An IUD is a tiny, T-shaped device made of plastic that contains hormones or is wrapped in copper. It is inserted into the uterus via the cervix. There is a plastic string tied to the end of the IUD then hangs into the vagina so it can be easily removed and so the patient can know that it still exists in the uterus. If the string is still palpable, the IUD is still in place.
There are two types of IUDs: 1) hormonal IUD. This type of IUD releases levonorgestrel, a type of progestin that prevents pregnancy for 3-5 years. 2) Copper IUD. This is the most commonly used IUD and can prevent pregnancy for up to ten years.
The IUD prevents egg fertilization by damaging or killing sperm. It damages the uterine lining so that the fertilized egg cannot implant. The hormonal IUD affects the mucus in the cervix so sperm cannot pass. It keeps the lining of the uterus thin so implantation can’t happen. Hormones reduce the amount of menstrual bleeding and cramping. The copper IUD is toxic to sperm so the sperm die before fertilizing the egg.
The IUD is inserted by the doctor in just a few minutes. It sometimes requires local anesthesia to insert and there is significant cramping and bleeding in the day or two after insertions. It is easier to do in a woman who has had a vaginal birth in a past. The doctor may ask to see you about a month after insertion to make certain that the IUD is in the proper place. Women must check for the plastic string after every period and must call the doctor if they cannot feel the string. A physical exam or ultrasound can help determine if the IUD is in its proper place.
IUD candidates have the following characteristics:
- You do not have a pelvic infection
- You have only one sex partner who doesn’t have other sex partners
- You want a long-acting, reversible form of birth control
- You don’t want to or cannot use birth control pills
- You are breast feeding
- The copper IUD is recommended for those who have recently had unprotected sex and want emergency contraception
The IUD is highly effective. Using the hormonal IUD, about 0.2 percent of women will become pregnant in the first year.
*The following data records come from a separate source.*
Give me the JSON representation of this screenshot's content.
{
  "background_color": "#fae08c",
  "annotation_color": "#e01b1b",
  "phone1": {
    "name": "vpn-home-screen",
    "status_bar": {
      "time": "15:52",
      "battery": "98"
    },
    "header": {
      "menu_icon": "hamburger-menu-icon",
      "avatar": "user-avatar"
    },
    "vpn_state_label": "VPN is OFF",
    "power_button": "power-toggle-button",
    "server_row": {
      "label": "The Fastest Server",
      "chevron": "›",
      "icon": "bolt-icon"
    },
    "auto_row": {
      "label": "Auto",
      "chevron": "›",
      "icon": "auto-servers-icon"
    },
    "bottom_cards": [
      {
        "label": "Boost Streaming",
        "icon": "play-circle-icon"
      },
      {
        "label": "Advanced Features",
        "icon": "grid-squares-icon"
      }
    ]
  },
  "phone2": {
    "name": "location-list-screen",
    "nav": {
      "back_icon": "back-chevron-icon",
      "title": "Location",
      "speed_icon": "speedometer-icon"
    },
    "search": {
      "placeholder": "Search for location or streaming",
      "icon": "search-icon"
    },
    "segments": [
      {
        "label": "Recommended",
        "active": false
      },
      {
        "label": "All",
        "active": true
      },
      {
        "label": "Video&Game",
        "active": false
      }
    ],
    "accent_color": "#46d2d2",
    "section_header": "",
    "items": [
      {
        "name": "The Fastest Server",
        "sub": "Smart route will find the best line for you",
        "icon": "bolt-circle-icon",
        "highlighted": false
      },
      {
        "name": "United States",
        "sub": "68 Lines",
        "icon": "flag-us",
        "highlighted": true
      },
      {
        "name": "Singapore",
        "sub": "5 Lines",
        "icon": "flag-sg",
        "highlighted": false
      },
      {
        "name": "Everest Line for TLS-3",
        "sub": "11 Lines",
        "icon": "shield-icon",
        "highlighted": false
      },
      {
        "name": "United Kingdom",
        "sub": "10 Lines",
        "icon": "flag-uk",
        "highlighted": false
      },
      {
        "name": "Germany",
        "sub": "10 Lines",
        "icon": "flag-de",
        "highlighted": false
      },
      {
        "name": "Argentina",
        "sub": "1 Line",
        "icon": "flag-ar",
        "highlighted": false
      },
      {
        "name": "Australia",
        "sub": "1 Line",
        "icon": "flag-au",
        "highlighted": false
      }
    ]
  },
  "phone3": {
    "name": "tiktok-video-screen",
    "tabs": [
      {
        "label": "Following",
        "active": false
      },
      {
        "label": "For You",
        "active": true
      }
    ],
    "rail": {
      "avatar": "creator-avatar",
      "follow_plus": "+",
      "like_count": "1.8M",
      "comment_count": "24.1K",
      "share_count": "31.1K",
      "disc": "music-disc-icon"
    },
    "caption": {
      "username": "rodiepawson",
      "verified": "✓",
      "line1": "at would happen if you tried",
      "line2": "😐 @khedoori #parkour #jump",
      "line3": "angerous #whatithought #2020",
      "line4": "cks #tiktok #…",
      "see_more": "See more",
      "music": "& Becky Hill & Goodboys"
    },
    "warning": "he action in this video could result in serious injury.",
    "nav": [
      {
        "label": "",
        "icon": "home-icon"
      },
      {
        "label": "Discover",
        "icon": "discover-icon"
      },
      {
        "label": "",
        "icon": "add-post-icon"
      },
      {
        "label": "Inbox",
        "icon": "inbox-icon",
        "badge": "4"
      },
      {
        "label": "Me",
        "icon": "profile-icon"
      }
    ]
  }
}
Using the copper IUD, about 0.6 percent of women get pregnant in the first year. Most pregnancies occur because the IUD falls out unnoticed by the woman.
Risks of an IUD include an increase in menstrual bleeding or cramps, spotting between periods, perforation of the uterus, which occurs 0.1 percent of the time. Perforation usually occurs at the time of insertion. About 2-10 percent of the time, the IUD is expelled from the uterus in the first year. It almost always occurs in the first few months following insertion. When this happens, the woman is immediately not protected against pregnancy.
IUDs cost a great deal to insert and do not protect you against STDs. When you need to remove the IUD, you need to pay a doctor to remove it.
The main disadvantage of the hormonal IUD is that it can cause ovarian cysts that resolve after the IUD is removed. It can also cause hormonal side effects such as mood swings, headaches, acne, and breast tenderness.
Pregnancy with an IUD can occur and when it happens, the doctor will recommend that the IUD be removed. Keeping it in can cause miscarriages or preterm birth. You should call your doctor if you have a positive pregnancy test, have severe pelvic pain, have severe vaginal bleeding with clot, or if you have bad smelling vaginal discharge, especially if you have chills and fever along with it. Make sure you are able to feel the string at all times. Call the doctor if you have been exposed to a sexually transmitted disease. For More Detail Visit: Sydney Medical Negligence Compensation